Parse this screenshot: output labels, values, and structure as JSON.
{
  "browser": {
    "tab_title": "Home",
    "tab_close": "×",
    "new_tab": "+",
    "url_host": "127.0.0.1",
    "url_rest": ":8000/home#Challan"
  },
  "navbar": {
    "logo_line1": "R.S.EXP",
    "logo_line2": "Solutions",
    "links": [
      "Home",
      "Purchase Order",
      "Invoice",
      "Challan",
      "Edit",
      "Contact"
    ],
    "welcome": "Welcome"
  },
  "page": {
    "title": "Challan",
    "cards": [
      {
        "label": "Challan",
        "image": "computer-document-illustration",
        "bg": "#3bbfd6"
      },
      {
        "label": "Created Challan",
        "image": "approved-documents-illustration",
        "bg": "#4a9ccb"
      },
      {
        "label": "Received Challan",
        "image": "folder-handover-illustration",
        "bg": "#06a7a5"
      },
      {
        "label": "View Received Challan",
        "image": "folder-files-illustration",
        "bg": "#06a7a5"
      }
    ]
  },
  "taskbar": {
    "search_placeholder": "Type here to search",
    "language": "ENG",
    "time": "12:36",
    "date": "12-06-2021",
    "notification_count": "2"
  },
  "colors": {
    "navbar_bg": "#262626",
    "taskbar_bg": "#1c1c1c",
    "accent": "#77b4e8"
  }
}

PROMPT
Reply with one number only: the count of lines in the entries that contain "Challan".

RESULT
7